Jump to content

Problem with performance after cam.


Recommended Posts

Ok, just did a tr220/112 in my 2004 silverado. My supporting mods are springs, push rods, headers, cai, circle d 3000 converter, transgo shift kit, flowmaster exhaust, and blackbear tune. The run quality of the truck seams good but felt a little light on the power. I went to a local guy to have it dyno tuned and sure enough I was right. He modified the tune a little for air fuel but my best run was 226hp and 255tq. After 4800rmp, power drops off. Timing was set to 27 degrees. He kept bumping up the timing just to see what would happen. Around 34 degrees, it started to knock with 87 octane. He said that the engine has great air flow but just does not make the power. The number on similar setups I have seen are about 100 higher! The only thing we can come up with is that I might be off a tooth on the cam or I got a bad grind. Any input would be great before I have to tear this thing apart again to figure it out.

 

Thanks
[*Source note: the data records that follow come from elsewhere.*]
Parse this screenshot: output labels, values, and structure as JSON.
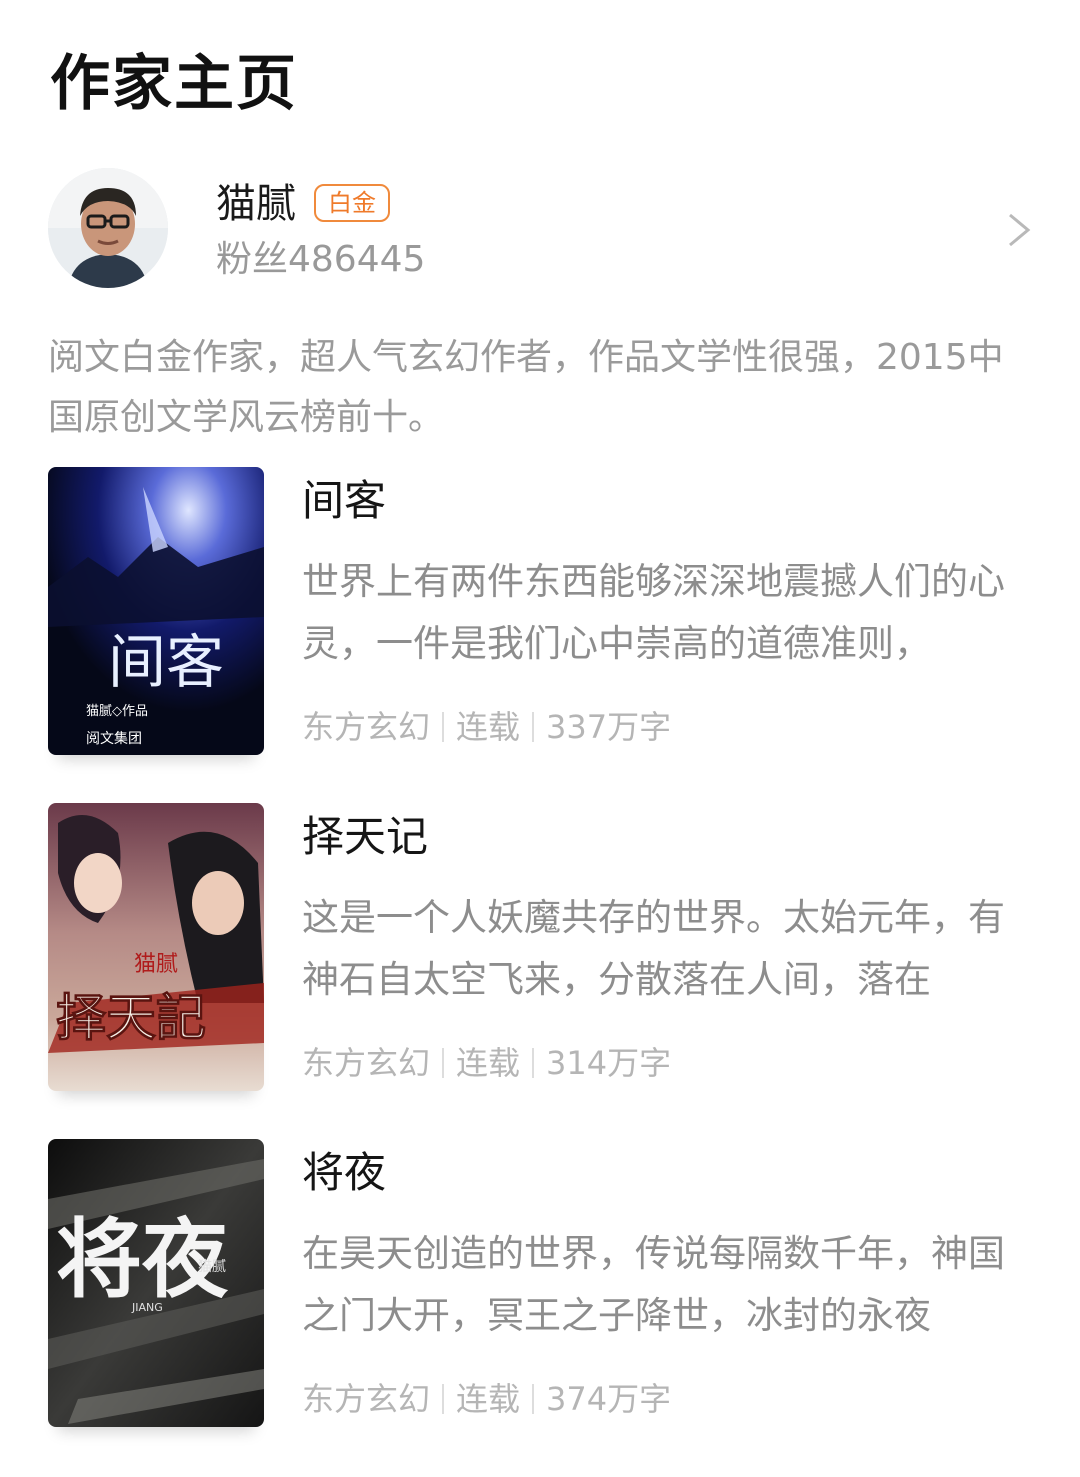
{
  "page": {
    "title": "作家主页"
  },
  "author": {
    "name": "猫腻",
    "badge": "白金",
    "fans": "粉丝486445",
    "bio": "阅文白金作家，超人气玄幻作者，作品文学性很强，2015中国原创文学风云榜前十。"
  },
  "books": [
    {
      "title": "间客",
      "description": "世界上有两件东西能够深深地震撼人们的心灵，一件是我们心中崇高的道德准则，",
      "category": "东方玄幻",
      "status": "连载",
      "words": "337万字",
      "cover_text": {
        "title": "间客",
        "author": "猫腻◇作品",
        "publisher": "阅文集团"
      }
    },
    {
      "title": "择天记",
      "description": "这是一个人妖魔共存的世界。太始元年，有神石自太空飞来，分散落在人间，落在",
      "category": "东方玄幻",
      "status": "连载",
      "words": "314万字",
      "cover_text": {
        "title": "择天記",
        "author": "猫腻"
      }
    },
    {
      "title": "将夜",
      "description": "在昊天创造的世界，传说每隔数千年，神国之门大开，冥王之子降世，冰封的永夜",
      "category": "东方玄幻",
      "status": "连载",
      "words": "374万字",
      "cover_text": {
        "title": "将夜",
        "latin": "JIANG",
        "author": "猫腻"
      }
    }
  ]
}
Scott

Link to comment
Share on other sites

Don't think so, I am using comp 918 Valve springs. I know that cam is no where near pushing them to the limit. I think I will just pop the timing cover tonight and take a good look and check the rockers and re-torque.

 

Thanks

Scott

Link to comment
Share on other sites

Ok, took everything apart again and looks like everything is installed correctly. After talking to people from thunder racing, comp, and a local engine shop, looks like it might be a problem with the cam. I will send it back this week to get it checked out. Anyone ever hear of getting a cam that was ground wrong?

Link to comment
Share on other sites

  • 4 weeks later...

Just heard back from thunder racing and they sent the cam back to comp to be checked out. They say it is ok and is on its way back to me. I am running out of ideas. The only other thing I can think of that would affect the timing would be a loose timing chain. Chain and gears look good but there is a little slack on the back end of the chain. After 100k, how much play should be in the chain and could that be my problem? The only other thing on the motor I changed is plugs. I got ac delco iridium gapped at .040. Any other help or advice would be greatly appreciated.

 

Thanks

Scott

Link to comment
Share on other sites

Wow, when I installed a cai and got a BB tune, I had 93 octane tune for both performance and normal driving but I was seeing the same numbers you were when not in performance mode! performance mode is my tow/haul button now. When I engaged the t/h, I was at 250rwhp and almost 300rwt, so something is definitely going wrong somewhere.

Link to comment
Share on other sites

Yup, he tunes ford an gm motors of every type from stock to forced induction. I don't doubt his ability to do a good tune. Like I said, I used him after I already had a blackbear tune so he didn't have much work to do. I did talk today to a guy a a local corvette shop since the motors are similar. He said that even though comp checked the cam, the lobes may be right but not in the right alignment with the dowel pin and holes on the end. Does anyone know how I can check this after it comes back?

Link to comment
Share on other sites

Do a search on degreeing in a cam. You will need to get a degree wheel, most any speed shop will have one. If I read you right though, you did not change timing chain and gears with the cam swap? Not usually a good idea. If it were me, grab a timing chain set (chain and gears, been out of this side of it for long time, get full double roller chain and matching gears. You may also want to look at a gear set that has the extra cam timing holes in it. Easier to advance or retard cam timing. Use degree wheel set up to do this as well.

 

You may also want to start using high octane fuel. That much mods to engine should like higher octane fuel.

Link to comment
Share on other sites

i agree on doing the timing chain and gears when installing a new cam,i would actually make sure the valves where adjusted right when i first read this the first that came to mind was what vette said valve float.start a thread on performance trucks dot net

Link to comment
Share on other sites

i agree on doing the timing chain and gears when installing a new cam,i would actually make sure the valves where adjusted right when i first read this the first that came to mind was what vette said valve float.start a thread on performance trucks dot net

 

 

Valve adjustment would have to be pretty bad to effect performance like this. There would be other obvious signs, noise or inability to idle, backfiring/popping back. Running valves too tight have the effect of advanced cam timing. Too loose, retarded cam timing plus noise. Plus you would need to be outside the operating range of the lifter as well.

Link to comment
Share on other sites

Archived

This topic is now archived and is closed to further replies.



×
×
  • Create New...

Important Information

By using this site, you agree to our Terms of Use.